• TO DO
Report every line of the data where the string "lines" appears.

• EXERCISE MATERIAL
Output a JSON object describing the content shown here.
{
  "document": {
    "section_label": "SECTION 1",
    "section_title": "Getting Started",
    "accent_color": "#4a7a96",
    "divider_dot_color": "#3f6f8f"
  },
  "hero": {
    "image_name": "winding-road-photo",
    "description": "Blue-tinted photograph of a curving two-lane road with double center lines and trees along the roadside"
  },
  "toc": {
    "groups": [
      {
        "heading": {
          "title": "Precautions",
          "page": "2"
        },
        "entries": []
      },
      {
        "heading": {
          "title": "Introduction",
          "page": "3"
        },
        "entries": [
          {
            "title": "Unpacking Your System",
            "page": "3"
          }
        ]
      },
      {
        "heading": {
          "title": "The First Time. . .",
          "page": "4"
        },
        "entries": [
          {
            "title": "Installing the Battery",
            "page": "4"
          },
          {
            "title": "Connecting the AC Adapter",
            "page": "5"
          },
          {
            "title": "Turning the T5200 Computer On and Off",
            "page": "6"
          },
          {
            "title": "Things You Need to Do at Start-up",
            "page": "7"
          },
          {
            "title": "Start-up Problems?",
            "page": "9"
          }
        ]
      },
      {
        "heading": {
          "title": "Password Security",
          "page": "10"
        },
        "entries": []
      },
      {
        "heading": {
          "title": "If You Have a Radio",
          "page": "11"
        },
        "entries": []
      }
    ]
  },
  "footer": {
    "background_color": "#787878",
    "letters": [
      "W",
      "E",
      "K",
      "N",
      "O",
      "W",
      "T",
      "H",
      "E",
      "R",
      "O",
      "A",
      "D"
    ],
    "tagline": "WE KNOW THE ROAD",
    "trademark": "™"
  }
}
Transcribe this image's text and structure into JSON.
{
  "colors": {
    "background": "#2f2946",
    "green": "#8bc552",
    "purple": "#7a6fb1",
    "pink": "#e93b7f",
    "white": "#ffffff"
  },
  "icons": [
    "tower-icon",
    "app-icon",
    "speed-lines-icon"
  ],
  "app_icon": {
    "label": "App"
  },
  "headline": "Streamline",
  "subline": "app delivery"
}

• ANSWER SPACE
    "description": "Blue-tinted photograph of a curving two-lane road with double center lines and trees along the roadside"
    "speed-lines-icon"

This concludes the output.